Was now the time to tell him I’d be walking back and forth from work? I was taking that as a no.

“You’re not telling me anything I don’t know. I get the comments just walking around campus.”

“They’ll be worse here.”

My gut knotted up. “I need the money.”

Another long stare, another low curse, and he threw the pen at the corner of his office. His hands threaded together and he placed them behind his head. “This is not a good idea.” He squinted at me, turning his head to the side, his eyes taking on a more assessing look. “Can you change your hair?”

I reached back, grabbing my braid.

I’d never dyed my hair. Trimmed it. Permed it once, but never messed with the colors. It was a honey-blonde color, and in the summer I usually got almost white streaks.


He nodded. “Yep.”

“You want me to change my hair color?”

Another nod. “Yep.”

I was thinking. I was wondering.

What color would even work?

“You want me to darken it?”

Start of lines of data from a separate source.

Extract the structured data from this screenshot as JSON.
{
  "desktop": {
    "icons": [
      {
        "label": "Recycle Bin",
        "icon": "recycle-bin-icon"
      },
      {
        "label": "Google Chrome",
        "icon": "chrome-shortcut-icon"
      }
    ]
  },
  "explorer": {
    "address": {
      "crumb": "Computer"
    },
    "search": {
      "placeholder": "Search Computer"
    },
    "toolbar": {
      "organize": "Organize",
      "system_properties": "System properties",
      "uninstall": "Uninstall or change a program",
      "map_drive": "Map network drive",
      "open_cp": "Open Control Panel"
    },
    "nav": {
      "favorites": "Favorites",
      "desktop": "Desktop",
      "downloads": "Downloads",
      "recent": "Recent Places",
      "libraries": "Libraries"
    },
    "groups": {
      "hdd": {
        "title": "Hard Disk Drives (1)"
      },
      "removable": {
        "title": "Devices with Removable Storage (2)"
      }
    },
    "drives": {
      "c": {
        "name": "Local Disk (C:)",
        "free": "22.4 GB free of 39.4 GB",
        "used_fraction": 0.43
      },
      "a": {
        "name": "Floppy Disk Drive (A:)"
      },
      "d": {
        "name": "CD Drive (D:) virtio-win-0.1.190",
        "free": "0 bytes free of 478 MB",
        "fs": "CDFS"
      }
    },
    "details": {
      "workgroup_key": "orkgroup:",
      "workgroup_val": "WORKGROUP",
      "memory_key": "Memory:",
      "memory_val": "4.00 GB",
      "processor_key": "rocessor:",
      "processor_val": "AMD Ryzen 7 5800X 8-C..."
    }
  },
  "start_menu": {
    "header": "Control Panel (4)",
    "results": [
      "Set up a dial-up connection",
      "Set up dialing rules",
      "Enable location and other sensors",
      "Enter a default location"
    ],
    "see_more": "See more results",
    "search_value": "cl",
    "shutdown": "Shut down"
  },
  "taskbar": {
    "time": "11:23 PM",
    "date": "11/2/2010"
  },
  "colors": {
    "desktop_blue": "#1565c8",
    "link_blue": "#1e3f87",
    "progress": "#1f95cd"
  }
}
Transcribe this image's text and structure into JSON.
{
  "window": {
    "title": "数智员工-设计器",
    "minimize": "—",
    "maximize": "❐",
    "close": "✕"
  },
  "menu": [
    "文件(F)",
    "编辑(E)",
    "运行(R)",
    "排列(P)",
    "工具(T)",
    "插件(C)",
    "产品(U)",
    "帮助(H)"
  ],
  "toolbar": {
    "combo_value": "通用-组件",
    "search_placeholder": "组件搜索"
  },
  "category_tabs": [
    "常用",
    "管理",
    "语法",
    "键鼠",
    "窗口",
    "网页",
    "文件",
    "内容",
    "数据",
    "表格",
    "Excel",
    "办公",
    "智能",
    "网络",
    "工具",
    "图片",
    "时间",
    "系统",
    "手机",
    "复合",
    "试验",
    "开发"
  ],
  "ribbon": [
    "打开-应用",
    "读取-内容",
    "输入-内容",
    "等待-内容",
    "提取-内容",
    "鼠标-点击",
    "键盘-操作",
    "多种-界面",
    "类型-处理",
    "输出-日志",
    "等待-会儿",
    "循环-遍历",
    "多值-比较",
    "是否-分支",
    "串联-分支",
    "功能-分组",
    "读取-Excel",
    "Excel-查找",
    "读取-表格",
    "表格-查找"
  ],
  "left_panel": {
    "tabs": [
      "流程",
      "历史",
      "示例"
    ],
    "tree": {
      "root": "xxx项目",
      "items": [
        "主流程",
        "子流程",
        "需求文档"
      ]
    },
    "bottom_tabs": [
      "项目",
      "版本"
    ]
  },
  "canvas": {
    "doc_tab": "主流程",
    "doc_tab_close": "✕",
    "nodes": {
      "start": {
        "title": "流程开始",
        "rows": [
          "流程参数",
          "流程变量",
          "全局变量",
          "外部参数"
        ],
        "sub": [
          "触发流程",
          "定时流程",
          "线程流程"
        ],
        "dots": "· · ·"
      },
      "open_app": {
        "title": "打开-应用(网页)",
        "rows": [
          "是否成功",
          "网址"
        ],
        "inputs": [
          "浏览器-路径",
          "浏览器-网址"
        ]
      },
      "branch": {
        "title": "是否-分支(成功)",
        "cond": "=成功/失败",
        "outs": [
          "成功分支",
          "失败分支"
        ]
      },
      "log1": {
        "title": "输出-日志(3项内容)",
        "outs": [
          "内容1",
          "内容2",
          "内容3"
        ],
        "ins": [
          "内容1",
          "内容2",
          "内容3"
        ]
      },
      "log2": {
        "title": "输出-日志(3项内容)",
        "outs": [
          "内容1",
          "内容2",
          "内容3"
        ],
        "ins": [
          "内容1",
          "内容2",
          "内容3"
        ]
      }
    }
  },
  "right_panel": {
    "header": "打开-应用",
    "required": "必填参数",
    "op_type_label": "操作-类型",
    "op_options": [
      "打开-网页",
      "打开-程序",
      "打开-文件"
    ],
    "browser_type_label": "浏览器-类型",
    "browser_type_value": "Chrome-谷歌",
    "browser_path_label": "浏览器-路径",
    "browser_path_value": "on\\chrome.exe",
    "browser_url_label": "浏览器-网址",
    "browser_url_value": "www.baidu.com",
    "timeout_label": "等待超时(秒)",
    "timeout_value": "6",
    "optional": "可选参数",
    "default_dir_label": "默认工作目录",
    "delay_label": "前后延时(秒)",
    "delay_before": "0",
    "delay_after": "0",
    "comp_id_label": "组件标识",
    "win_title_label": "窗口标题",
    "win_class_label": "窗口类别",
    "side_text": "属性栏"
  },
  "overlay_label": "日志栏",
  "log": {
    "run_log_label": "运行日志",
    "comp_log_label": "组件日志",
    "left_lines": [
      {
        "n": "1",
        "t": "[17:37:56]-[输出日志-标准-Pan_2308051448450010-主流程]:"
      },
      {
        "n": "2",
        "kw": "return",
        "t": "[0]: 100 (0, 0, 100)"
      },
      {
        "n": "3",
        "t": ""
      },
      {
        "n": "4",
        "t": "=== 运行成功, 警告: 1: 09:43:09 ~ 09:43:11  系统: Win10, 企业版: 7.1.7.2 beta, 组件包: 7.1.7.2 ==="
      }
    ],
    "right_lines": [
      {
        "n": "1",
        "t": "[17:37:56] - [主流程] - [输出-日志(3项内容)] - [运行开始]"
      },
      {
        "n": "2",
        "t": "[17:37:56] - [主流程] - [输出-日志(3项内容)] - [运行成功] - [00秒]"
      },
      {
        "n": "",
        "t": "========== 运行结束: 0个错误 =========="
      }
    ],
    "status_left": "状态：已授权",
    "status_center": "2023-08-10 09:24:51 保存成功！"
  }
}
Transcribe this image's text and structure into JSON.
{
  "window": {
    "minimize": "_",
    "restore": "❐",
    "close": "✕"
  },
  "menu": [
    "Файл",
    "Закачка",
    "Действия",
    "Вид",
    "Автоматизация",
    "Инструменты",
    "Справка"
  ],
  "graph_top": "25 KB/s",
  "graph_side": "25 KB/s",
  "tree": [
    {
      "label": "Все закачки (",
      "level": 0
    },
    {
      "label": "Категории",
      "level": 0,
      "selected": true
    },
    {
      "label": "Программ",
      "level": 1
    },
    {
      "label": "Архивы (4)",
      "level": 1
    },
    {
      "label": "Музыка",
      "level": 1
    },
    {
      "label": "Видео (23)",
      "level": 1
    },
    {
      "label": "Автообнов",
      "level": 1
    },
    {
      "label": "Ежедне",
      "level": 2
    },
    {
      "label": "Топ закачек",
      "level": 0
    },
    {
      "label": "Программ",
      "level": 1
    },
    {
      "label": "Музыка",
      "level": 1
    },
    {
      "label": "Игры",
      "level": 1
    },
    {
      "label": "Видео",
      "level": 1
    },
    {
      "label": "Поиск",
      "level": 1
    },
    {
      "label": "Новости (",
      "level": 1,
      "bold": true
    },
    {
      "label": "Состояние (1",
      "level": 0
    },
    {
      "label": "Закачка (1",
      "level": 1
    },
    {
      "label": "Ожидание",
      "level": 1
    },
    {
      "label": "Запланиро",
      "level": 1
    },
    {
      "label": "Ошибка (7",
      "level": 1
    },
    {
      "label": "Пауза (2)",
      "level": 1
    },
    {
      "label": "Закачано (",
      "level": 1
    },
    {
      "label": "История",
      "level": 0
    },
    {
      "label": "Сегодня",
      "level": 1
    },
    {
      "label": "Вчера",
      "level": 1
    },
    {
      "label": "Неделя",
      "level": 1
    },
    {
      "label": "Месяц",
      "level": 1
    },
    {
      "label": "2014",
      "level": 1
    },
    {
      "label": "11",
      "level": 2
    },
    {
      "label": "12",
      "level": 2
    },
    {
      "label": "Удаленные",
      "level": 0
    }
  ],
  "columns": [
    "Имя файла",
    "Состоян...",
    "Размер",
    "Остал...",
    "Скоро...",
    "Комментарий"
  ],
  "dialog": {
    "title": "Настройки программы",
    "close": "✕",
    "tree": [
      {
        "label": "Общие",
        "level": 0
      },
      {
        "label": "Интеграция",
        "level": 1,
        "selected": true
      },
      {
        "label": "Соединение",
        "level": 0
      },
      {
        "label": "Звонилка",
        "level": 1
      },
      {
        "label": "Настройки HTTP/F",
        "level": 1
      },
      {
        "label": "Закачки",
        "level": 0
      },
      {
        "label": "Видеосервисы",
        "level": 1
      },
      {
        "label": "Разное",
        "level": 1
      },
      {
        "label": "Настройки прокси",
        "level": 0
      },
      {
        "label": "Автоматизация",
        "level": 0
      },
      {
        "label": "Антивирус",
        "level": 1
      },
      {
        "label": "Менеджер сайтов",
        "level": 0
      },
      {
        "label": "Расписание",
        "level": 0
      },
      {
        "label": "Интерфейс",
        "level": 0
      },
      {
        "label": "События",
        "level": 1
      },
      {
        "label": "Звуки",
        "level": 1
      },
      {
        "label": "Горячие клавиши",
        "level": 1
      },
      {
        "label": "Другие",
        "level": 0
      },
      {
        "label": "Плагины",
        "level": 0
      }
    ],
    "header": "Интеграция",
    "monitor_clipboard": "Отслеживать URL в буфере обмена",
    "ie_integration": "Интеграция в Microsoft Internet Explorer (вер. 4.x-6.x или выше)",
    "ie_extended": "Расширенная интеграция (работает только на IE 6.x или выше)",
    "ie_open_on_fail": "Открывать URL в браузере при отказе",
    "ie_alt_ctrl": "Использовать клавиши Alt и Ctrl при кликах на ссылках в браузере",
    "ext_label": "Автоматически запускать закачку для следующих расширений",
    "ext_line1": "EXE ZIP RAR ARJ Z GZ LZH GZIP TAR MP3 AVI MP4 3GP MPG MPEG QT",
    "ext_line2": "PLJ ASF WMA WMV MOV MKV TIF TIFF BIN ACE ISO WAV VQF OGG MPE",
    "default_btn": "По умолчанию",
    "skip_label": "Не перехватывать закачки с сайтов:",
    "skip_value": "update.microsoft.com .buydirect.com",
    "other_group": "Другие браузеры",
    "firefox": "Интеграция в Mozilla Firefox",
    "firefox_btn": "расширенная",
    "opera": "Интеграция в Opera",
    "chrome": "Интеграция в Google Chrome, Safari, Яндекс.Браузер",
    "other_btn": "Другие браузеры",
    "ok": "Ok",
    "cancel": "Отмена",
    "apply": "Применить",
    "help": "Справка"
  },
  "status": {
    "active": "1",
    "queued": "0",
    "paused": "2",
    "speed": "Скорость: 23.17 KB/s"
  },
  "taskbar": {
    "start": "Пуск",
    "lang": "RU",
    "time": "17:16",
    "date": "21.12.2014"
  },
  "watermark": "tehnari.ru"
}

He shrugged. “I don’t give a fuck. You can make it rainbow color for all I care.” He frowned. “Second thought, might not be a bad idea. The guys wouldn’t recognize you for sure then.” He clapped his hands together, grinning. He leaned forward in his chair, about to get up. “It’s decided. Rainbow hair. You won’t get harassed every night you work, and I got a server who can do her job without being harassed every night she works. Win-win.”